Under the most likely scenario, 2020 and 2021 will be considered anni horribiles in Germany and elsewhere. The increase in government spending will lead to a substantially higher level of public debt and eventually higher taxes.
Regulations and state interventions will become the norm. Industrial policy aimed at picking the winners and protecting the losers of globalization and structural change has become fashionable again, both in Berlin and Brussels. Attempts to create “strategic autonomy” for key industries have often included not only protectionism but even calls for nationalization, for example of pharmaceutical industries or hospitals.
The crisis will likely further weaken federalism and democratic accountability in Germany. Whereas the rule of law still seems in good hands with German courts, the increase in the powers of the executive and the federal Chancellery will remain, since citizens tend to prefer centralized direction over decentralized experimentation.
Over the last 12 months, Germans have shown high levels of trust in their government, and a remarkable willingness to follow state orders. The general belief that the state ought to take care of important matters seems to have been strengthened.

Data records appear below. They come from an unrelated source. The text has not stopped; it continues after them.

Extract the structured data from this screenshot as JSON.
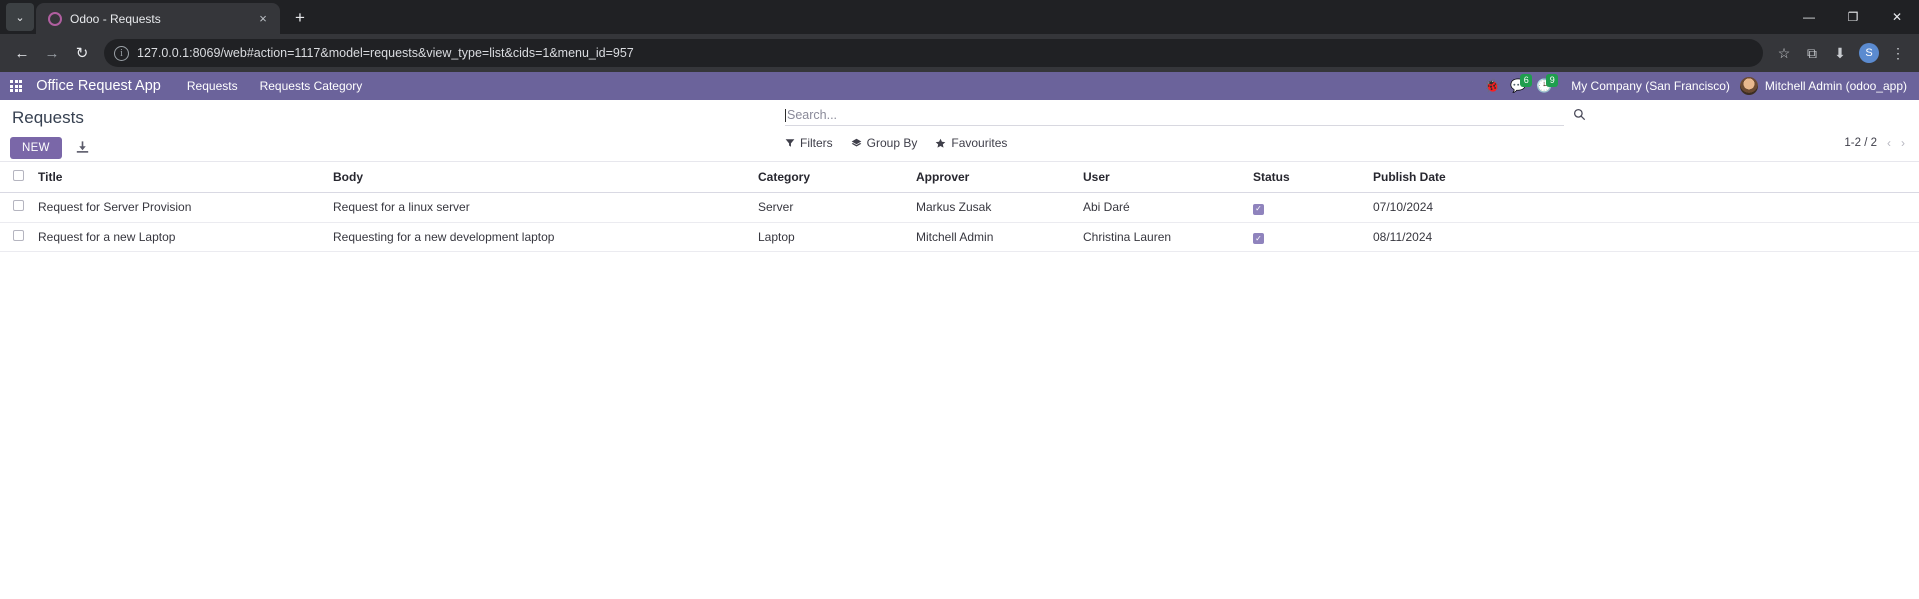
{
  "browser": {
    "tab": {
      "title": "Odoo - Requests",
      "favicon": "odoo-favicon",
      "close": "×"
    },
    "new_tab": "+",
    "tab_list": "⌄",
    "nav": {
      "back": "←",
      "forward": "→",
      "reload": "↻"
    },
    "omnibox": {
      "info_icon": "i",
      "url": "127.0.0.1:8069/web#action=1117&model=requests&view_type=list&cids=1&menu_id=957"
    },
    "toolbar_icons": {
      "bookmark": "☆",
      "extensions": "⧉",
      "download": "⬇"
    },
    "profile_initial": "S",
    "menu": "⋮",
    "window": {
      "minimize": "—",
      "maximize": "❐",
      "close": "✕"
    }
  },
  "navbar": {
    "apps_icon": "apps-grid-icon",
    "brand": "Office Request App",
    "menu_items": [
      "Requests",
      "Requests Category"
    ],
    "sys_icons": [
      {
        "name": "bug-icon",
        "glyph": "🐞",
        "badge": null
      },
      {
        "name": "messages-icon",
        "glyph": "💬",
        "badge": "6"
      },
      {
        "name": "activities-icon",
        "glyph": "🕒",
        "badge": "9"
      }
    ],
    "company": "My Company (San Francisco)",
    "user": "Mitchell Admin (odoo_app)",
    "accent_color": "#6b639b"
  },
  "control_panel": {
    "breadcrumb": "Requests",
    "new_button": "NEW",
    "download_icon": "download-icon",
    "search": {
      "placeholder": "Search...",
      "value": "",
      "icon": "search-icon"
    },
    "filters": [
      {
        "label": "Filters",
        "icon": "funnel-icon"
      },
      {
        "label": "Group By",
        "icon": "layers-icon"
      },
      {
        "label": "Favourites",
        "icon": "star-icon"
      }
    ],
    "pager": {
      "range": "1-2 / 2",
      "prev": "‹",
      "next": "›"
    }
  },
  "list": {
    "columns": [
      "Title",
      "Body",
      "Category",
      "Approver",
      "User",
      "Status",
      "Publish Date"
    ],
    "rows": [
      {
        "selected": false,
        "title": "Request for Server Provision",
        "body": "Request for a linux server",
        "category": "Server",
        "approver": "Markus Zusak",
        "user": "Abi Daré",
        "status": true,
        "publish_date": "07/10/2024"
      },
      {
        "selected": false,
        "title": "Request for a new Laptop",
        "body": "Requesting for a new development laptop",
        "category": "Laptop",
        "approver": "Mitchell Admin",
        "user": "Christina Lauren",
        "status": true,
        "publish_date": "08/11/2024"
      }
    ],
    "check_glyph": "✓"
  }
}
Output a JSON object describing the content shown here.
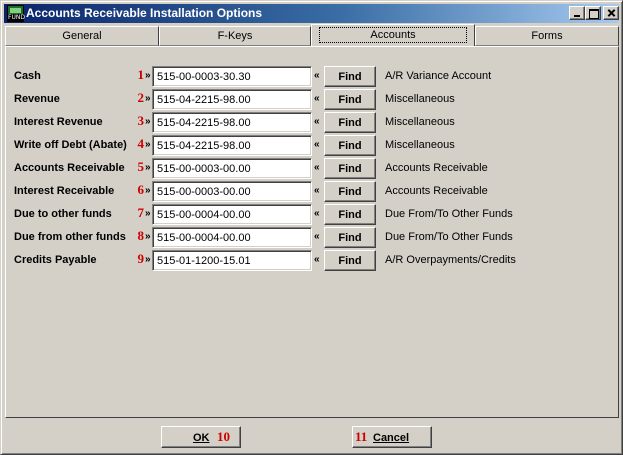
{
  "window": {
    "title": "Accounts Receivable Installation Options",
    "icon_label": "FUND"
  },
  "tabs": [
    {
      "label": "General"
    },
    {
      "label": "F-Keys"
    },
    {
      "label": "Accounts"
    },
    {
      "label": "Forms"
    }
  ],
  "active_tab": "Accounts",
  "rows": [
    {
      "label": "Cash",
      "num": "1",
      "value": "515-00-0003-30.30",
      "find": "Find",
      "desc": "A/R Variance Account"
    },
    {
      "label": "Revenue",
      "num": "2",
      "value": "515-04-2215-98.00",
      "find": "Find",
      "desc": "Miscellaneous"
    },
    {
      "label": "Interest Revenue",
      "num": "3",
      "value": "515-04-2215-98.00",
      "find": "Find",
      "desc": "Miscellaneous"
    },
    {
      "label": "Write off Debt (Abate)",
      "num": "4",
      "value": "515-04-2215-98.00",
      "find": "Find",
      "desc": "Miscellaneous"
    },
    {
      "label": "Accounts Receivable",
      "num": "5",
      "value": "515-00-0003-00.00",
      "find": "Find",
      "desc": "Accounts Receivable"
    },
    {
      "label": "Interest Receivable",
      "num": "6",
      "value": "515-00-0003-00.00",
      "find": "Find",
      "desc": "Accounts Receivable"
    },
    {
      "label": "Due to other funds",
      "num": "7",
      "value": "515-00-0004-00.00",
      "find": "Find",
      "desc": "Due From/To Other Funds"
    },
    {
      "label": "Due from other funds",
      "num": "8",
      "value": "515-00-0004-00.00",
      "find": "Find",
      "desc": "Due From/To Other Funds"
    },
    {
      "label": "Credits Payable",
      "num": "9",
      "value": "515-01-1200-15.01",
      "find": "Find",
      "desc": "A/R Overpayments/Credits"
    }
  ],
  "arrows": {
    "right": "»",
    "left": "«"
  },
  "buttons": {
    "ok_label": "OK",
    "ok_num": "10",
    "cancel_label": "Cancel",
    "cancel_num": "11"
  },
  "colors": {
    "title_bar": "#0a246a",
    "step_number": "#cc0000",
    "face": "#d4d0c8"
  },
  "icons": {
    "minimize": "minimize-icon",
    "maximize": "maximize-icon",
    "close": "close-icon"
  }
}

Former U.S. President Obama’s chief of staff, Rahm Emanuel, once said: “You never want a serious crisis to go to waste. And what I mean by that is an opportunity to do things you think you could not do before.” This is how many anti-capitalist and environmental activists see the current situation. And they have been emboldened by the pandemic in their attempt to declare climate change another state of emergency. Given Germans’ romantic attachment to anything related to nature and their reliance on the state to do the right thing, the powers recently enacted are likely to stay. The Leviathan state will not disappear after the pandemic; it will simply serve another purpose.